§ **BRIEF**
Reply with every entry, repeated exactly as given.

§ **Dataset entries**

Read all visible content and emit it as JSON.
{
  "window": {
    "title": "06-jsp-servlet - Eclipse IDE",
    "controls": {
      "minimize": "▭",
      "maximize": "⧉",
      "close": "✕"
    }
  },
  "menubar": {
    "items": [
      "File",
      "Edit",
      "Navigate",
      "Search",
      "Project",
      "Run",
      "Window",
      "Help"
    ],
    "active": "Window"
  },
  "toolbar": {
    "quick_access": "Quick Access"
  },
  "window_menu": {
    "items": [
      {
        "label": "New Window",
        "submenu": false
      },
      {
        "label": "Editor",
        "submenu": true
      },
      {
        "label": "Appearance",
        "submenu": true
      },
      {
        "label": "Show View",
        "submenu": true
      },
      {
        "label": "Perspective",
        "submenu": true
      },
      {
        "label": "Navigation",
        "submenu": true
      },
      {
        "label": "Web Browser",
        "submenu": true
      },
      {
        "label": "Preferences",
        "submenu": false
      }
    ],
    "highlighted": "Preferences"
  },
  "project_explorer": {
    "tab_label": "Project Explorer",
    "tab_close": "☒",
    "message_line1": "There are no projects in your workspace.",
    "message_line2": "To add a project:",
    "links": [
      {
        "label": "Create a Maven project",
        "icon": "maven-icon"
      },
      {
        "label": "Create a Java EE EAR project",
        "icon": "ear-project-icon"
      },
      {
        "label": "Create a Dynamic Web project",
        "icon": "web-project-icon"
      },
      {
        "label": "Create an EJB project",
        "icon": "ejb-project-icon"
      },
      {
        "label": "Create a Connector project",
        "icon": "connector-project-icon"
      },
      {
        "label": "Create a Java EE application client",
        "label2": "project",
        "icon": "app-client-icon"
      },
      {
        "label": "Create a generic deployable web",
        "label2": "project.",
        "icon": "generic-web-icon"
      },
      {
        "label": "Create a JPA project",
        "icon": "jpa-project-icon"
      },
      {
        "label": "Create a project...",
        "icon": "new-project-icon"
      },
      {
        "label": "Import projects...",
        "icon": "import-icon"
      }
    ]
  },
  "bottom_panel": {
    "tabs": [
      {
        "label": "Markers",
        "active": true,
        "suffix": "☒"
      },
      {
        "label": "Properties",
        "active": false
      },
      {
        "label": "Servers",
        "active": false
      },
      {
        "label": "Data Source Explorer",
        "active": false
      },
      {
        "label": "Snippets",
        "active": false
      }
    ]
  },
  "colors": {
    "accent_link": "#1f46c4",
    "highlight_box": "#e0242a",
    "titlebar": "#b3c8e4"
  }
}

§ **SOLUTION TO THIS TASK**
Read all visible content and emit it as JSON.
{
  "window": {
    "title": "06-jsp-servlet - Eclipse IDE",
    "controls": {
      "minimize": "▭",
      "maximize": "⧉",
      "close": "✕"
    }
  },
  "menubar": {
    "items": [
      "File",
      "Edit",
      "Navigate",
      "Search",
      "Project",
      "Run",
      "Window",
      "Help"
    ],
    "active": "Window"
  },
  "toolbar": {
    "quick_access": "Quick Access"
  },
  "window_menu": {
    "items": [
      {
        "label": "New Window",
        "submenu": false
      },
      {
        "label": "Editor",
        "submenu": true
      },
      {
        "label": "Appearance",
        "submenu": true
      },
      {
        "label": "Show View",
        "submenu": true
      },
      {
        "label": "Perspective",
        "submenu": true
      },
      {
        "label": "Navigation",
        "submenu": true
      },
      {
        "label": "Web Browser",
        "submenu": true
      },
      {
        "label": "Preferences",
        "submenu": false
      }
    ],
    "highlighted": "Preferences"
  },
  "project_explorer": {
    "tab_label": "Project Explorer",
    "tab_close": "☒",
    "message_line1": "There are no projects in your workspace.",
    "message_line2": "To add a project:",
    "links": [
      {
        "label": "Create a Maven project",
        "icon": "maven-icon"
      },
      {
        "label": "Create a Java EE EAR project",
        "icon": "ear-project-icon"
      },
      {
        "label": "Create a Dynamic Web project",
        "icon": "web-project-icon"
      },
      {
        "label": "Create an EJB project",
        "icon": "ejb-project-icon"
      },
      {
        "label": "Create a Connector project",
        "icon": "connector-project-icon"
      },
      {
        "label": "Create a Java EE application client",
        "label2": "project",
        "icon": "app-client-icon"
      },
      {
        "label": "Create a generic deployable web",
        "label2": "project.",
        "icon": "generic-web-icon"
      },
      {
        "label": "Create a JPA project",
        "icon": "jpa-project-icon"
      },
      {
        "label": "Create a project...",
        "icon": "new-project-icon"
      },
      {
        "label": "Import projects...",
        "icon": "import-icon"
      }
    ]
  },
  "bottom_panel": {
    "tabs": [
      {
        "label": "Markers",
        "active": true,
        "suffix": "☒"
      },
      {
        "label": "Properties",
        "active": false
      },
      {
        "label": "Servers",
        "active": false
      },
      {
        "label": "Data Source Explorer",
        "active": false
      },
      {
        "label": "Snippets",
        "active": false
      }
    ]
  },
  "colors": {
    "accent_link": "#1f46c4",
    "highlight_box": "#e0242a",
    "titlebar": "#b3c8e4"
  }
}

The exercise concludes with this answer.